one of those bands that's a lightning rod. There is hate, and love.
Nothing in the middle. You're not like "Ah, Death Punch are okay.".
No, it's like it's either "Fuck that band!" or "I love
Tobbe: So what goals do you have for the
coming years? Obviously you have a new album coming out.
Chris: More touring, more expansion. You know,
trying to get into different markets. Really focusing on Europe. I mean,
like I said, things are starting to go really well over here. We're
getting a lot of support from radio and from magazines. A little bit
of everything over here. So the momentum is starting to build over here
real strong for us. So continue to do that. Like I said, we've got an
August 28th release for Got Your Six. Lots of cool packaging that we're
working on right now for that. We always try to, you know, work out
something different. That's what we're really trying to do; different
stuff, you know. To have the people buy the physical product, rather
than stealing it off the internet, you know. We try to give you something
special that's worth the money that you're putting into it. I mean,
who knows honestly? We talk so much about, you know, plans. We're one
of those bands and we already have plans 18 months down the road and

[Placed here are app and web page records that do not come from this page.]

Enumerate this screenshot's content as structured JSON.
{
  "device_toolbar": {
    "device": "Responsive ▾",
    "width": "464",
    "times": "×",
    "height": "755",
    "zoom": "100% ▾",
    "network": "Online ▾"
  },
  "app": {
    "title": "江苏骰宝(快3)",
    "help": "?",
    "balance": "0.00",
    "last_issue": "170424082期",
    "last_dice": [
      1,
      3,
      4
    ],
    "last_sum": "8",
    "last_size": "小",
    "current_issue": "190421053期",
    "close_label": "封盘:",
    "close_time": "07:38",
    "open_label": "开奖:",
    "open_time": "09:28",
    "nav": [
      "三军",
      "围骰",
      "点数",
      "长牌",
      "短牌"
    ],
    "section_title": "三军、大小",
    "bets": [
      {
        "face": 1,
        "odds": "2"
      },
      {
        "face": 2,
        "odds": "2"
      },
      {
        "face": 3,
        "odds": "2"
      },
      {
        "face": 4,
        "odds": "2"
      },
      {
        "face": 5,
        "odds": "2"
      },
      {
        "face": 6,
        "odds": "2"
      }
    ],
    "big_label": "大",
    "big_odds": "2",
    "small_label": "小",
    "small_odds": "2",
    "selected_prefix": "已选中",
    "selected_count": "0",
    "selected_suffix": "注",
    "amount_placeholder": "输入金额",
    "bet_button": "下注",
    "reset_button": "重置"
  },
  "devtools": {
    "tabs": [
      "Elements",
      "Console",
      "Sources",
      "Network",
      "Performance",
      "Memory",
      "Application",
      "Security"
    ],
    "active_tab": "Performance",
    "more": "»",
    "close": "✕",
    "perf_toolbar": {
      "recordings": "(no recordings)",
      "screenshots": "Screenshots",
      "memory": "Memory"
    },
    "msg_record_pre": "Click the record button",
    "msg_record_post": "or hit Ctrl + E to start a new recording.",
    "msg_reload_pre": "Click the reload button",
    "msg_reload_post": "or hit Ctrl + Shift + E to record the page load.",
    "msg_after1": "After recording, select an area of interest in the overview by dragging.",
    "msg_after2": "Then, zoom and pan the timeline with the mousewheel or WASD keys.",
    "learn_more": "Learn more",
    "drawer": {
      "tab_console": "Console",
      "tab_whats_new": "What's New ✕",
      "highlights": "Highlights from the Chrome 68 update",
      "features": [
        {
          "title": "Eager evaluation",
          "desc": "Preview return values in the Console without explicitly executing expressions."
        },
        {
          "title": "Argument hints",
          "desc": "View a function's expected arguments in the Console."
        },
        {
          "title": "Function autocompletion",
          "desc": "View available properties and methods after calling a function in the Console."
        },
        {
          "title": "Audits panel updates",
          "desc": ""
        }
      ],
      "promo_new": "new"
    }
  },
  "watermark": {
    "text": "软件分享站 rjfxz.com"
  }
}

we'll see where it goes from there.
How do you try to develop your own personal bass play nowadays?
Chris: You know, people always ask if I do practice
a lot. I spent countless hours in my attic up in Kentucky, going over
techniques and all that. I mean, I do a lot of scales, you know warming
up and that kind of stuff, but as far as trying to get better as a player,
I'm real comfortable with where I'm at, you know. You got people like
Cliff Burton, and Steve Harris. You know, those dudes. Fucking just
incredible, ripping bass players, you know. I know I'm never gonna be
a Cliff Burton. That's fine, but I have my own thing; I get up there
and shake my beard for the art of Death Punch. [Laughs]
Tobbe: So lame.
Chris: No, but you're always trying to do different
things that kind of expand. My role, live with Death Punch, I do a lot
of background vocals too, so I'm always focusing on making the voice
better, making it heavy and being able to nail those harmonies that
we do upon stage too. So there's a lot of focus just on being the best
Chris Kael I can possibly be and that being bass, vocals, showmanship,
songwriting. All that stuff, you know. I wake up every day and like
I said, just trying to be a better me. I'm hoping it's working. Feels
Tobbe: So why did you first start playing
Chris: God, I think I picked up my first bass
at about the age of 15. When I first saw Gene Simmons, like at the age
of 3, I was like "Fuck! I don't know what he's doing, but that's
what I wanna do.". So years on down the road, my uncle had a guitar
and I was like "You know, I kind of wanna learn how to play.".
So he gave me the guitar to kind of figure out, you know "Is that
what you wanna do?". And I played it and I was like "Nah.
I don't really know if that's what I want.". And then I had a friend
down the street from where I live. His dad had a bass guitar and as
soon as I picked up that bass guitar I was like "Aah". That's
what I was going for. That deep tone. So age 15 [snaps his fingers],